## [Problem to solve]
An image-free, exact copy of the records below is required.

## [Excerpted records]
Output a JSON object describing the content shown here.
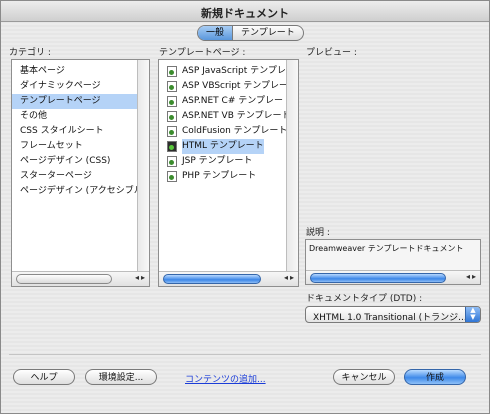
{
  "window": {
    "title": "新規ドキュメント"
  },
  "tabs": [
    {
      "label": "一般",
      "active": true
    },
    {
      "label": "テンプレート",
      "active": false
    }
  ],
  "category": {
    "label": "カテゴリ :",
    "items": [
      {
        "label": "基本ページ",
        "selected": false
      },
      {
        "label": "ダイナミックページ",
        "selected": false
      },
      {
        "label": "テンプレートページ",
        "selected": true
      },
      {
        "label": "その他",
        "selected": false
      },
      {
        "label": "CSS スタイルシート",
        "selected": false
      },
      {
        "label": "フレームセット",
        "selected": false
      },
      {
        "label": "ページデザイン (CSS)",
        "selected": false
      },
      {
        "label": "スターターページ",
        "selected": false
      },
      {
        "label": "ページデザイン (アクセシブル)",
        "selected": false
      }
    ]
  },
  "template_pages": {
    "label": "テンプレートページ :",
    "items": [
      {
        "label": "ASP JavaScript テンプレ-",
        "icon": "document-icon",
        "selected": false
      },
      {
        "label": "ASP VBScript テンプレー",
        "icon": "document-icon",
        "selected": false
      },
      {
        "label": "ASP.NET C# テンプレート",
        "icon": "document-icon",
        "selected": false
      },
      {
        "label": "ASP.NET VB テンプレート",
        "icon": "document-icon",
        "selected": false
      },
      {
        "label": "ColdFusion テンプレート",
        "icon": "document-icon",
        "selected": false
      },
      {
        "label": "HTML テンプレート",
        "icon": "html-document-icon",
        "selected": true
      },
      {
        "label": "JSP テンプレート",
        "icon": "document-icon",
        "selected": false
      },
      {
        "label": "PHP テンプレート",
        "icon": "document-icon",
        "selected": false
      }
    ]
  },
  "preview": {
    "label": "プレビュー :"
  },
  "description": {
    "label": "説明 :",
    "text": "Dreamweaver テンプレートドキュメント"
  },
  "doctype": {
    "label": "ドキュメントタイプ (DTD) :",
    "value": "XHTML 1.0 Transitional (トランジ..."
  },
  "buttons": {
    "help": "ヘルプ",
    "preferences": "環境設定...",
    "more_content": "コンテンツの追加...",
    "cancel": "キャンセル",
    "create": "作成"
  },
  "colors": {
    "selection": "#b5d3f7",
    "accent": "#3f8ae9",
    "link": "#1a3cd8"
  }
}
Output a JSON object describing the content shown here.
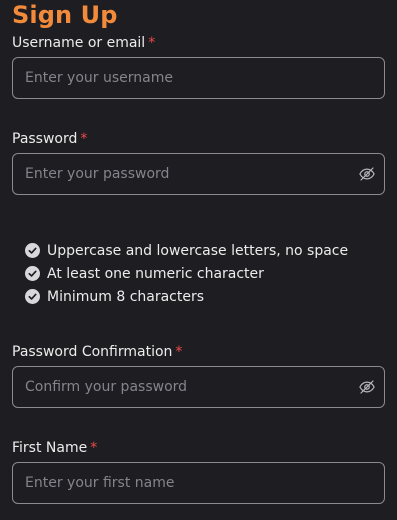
{
  "title": "Sign Up",
  "required_mark": "*",
  "fields": {
    "username": {
      "label": "Username or email",
      "placeholder": "Enter your username"
    },
    "password": {
      "label": "Password",
      "placeholder": "Enter your password",
      "icon": "eye-off-icon"
    },
    "password_confirmation": {
      "label": "Password Confirmation",
      "placeholder": "Confirm your password",
      "icon": "eye-off-icon"
    },
    "first_name": {
      "label": "First Name",
      "placeholder": "Enter your first name"
    }
  },
  "password_rules": [
    {
      "text": "Uppercase and lowercase letters, no space",
      "icon": "check-circle-icon"
    },
    {
      "text": "At least one numeric character",
      "icon": "check-circle-icon"
    },
    {
      "text": "Minimum 8 characters",
      "icon": "check-circle-icon"
    }
  ],
  "colors": {
    "background": "#1e1d21",
    "accent": "#f28a3c",
    "required": "#ef4a4a",
    "border": "#8b8a90",
    "placeholder": "#85848a",
    "text": "#ececec"
  }
}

## [Answer to the exercise]
Output a JSON object describing the content shown here.
{
  "window": {
    "title": "新規ドキュメント"
  },
  "tabs": [
    {
      "label": "一般",
      "active": true
    },
    {
      "label": "テンプレート",
      "active": false
    }
  ],
  "category": {
    "label": "カテゴリ :",
    "items": [
      {
        "label": "基本ページ",
        "selected": false
      },
      {
        "label": "ダイナミックページ",
        "selected": false
      },
      {
        "label": "テンプレートページ",
        "selected": true
      },
      {
        "label": "その他",
        "selected": false
      },
      {
        "label": "CSS スタイルシート",
        "selected": false
      },
      {
        "label": "フレームセット",
        "selected": false
      },
      {
        "label": "ページデザイン (CSS)",
        "selected": false
      },
      {
        "label": "スターターページ",
        "selected": false
      },
      {
        "label": "ページデザイン (アクセシブル)",
        "selected": false
      }
    ]
  },
  "template_pages": {
    "label": "テンプレートページ :",
    "items": [
      {
        "label": "ASP JavaScript テンプレ-",
        "icon": "document-icon",
        "selected": false
      },
      {
        "label": "ASP VBScript テンプレー",
        "icon": "document-icon",
        "selected": false
      },
      {
        "label": "ASP.NET C# テンプレート",
        "icon": "document-icon",
        "selected": false
      },
      {
        "label": "ASP.NET VB テンプレート",
        "icon": "document-icon",
        "selected": false
      },
      {
        "label": "ColdFusion テンプレート",
        "icon": "document-icon",
        "selected": false
      },
      {
        "label": "HTML テンプレート",
        "icon": "html-document-icon",
        "selected": true
      },
      {
        "label": "JSP テンプレート",
        "icon": "document-icon",
        "selected": false
      },
      {
        "label": "PHP テンプレート",
        "icon": "document-icon",
        "selected": false
      }
    ]
  },
  "preview": {
    "label": "プレビュー :"
  },
  "description": {
    "label": "説明 :",
    "text": "Dreamweaver テンプレートドキュメント"
  },
  "doctype": {
    "label": "ドキュメントタイプ (DTD) :",
    "value": "XHTML 1.0 Transitional (トランジ..."
  },
  "buttons": {
    "help": "ヘルプ",
    "preferences": "環境設定...",
    "more_content": "コンテンツの追加...",
    "cancel": "キャンセル",
    "create": "作成"
  },
  "colors": {
    "selection": "#b5d3f7",
    "accent": "#3f8ae9",
    "link": "#1a3cd8"
  }
}
Output a JSON object describing the content shown here.
{
  "title": "Sign Up",
  "required_mark": "*",
  "fields": {
    "username": {
      "label": "Username or email",
      "placeholder": "Enter your username"
    },
    "password": {
      "label": "Password",
      "placeholder": "Enter your password",
      "icon": "eye-off-icon"
    },
    "password_confirmation": {
      "label": "Password Confirmation",
      "placeholder": "Confirm your password",
      "icon": "eye-off-icon"
    },
    "first_name": {
      "label": "First Name",
      "placeholder": "Enter your first name"
    }
  },
  "password_rules": [
    {
      "text": "Uppercase and lowercase letters, no space",
      "icon": "check-circle-icon"
    },
    {
      "text": "At least one numeric character",
      "icon": "check-circle-icon"
    },
    {
      "text": "Minimum 8 characters",
      "icon": "check-circle-icon"
    }
  ],
  "colors": {
    "background": "#1e1d21",
    "accent": "#f28a3c",
    "required": "#ef4a4a",
    "border": "#8b8a90",
    "placeholder": "#85848a",
    "text": "#ececec"
  }
}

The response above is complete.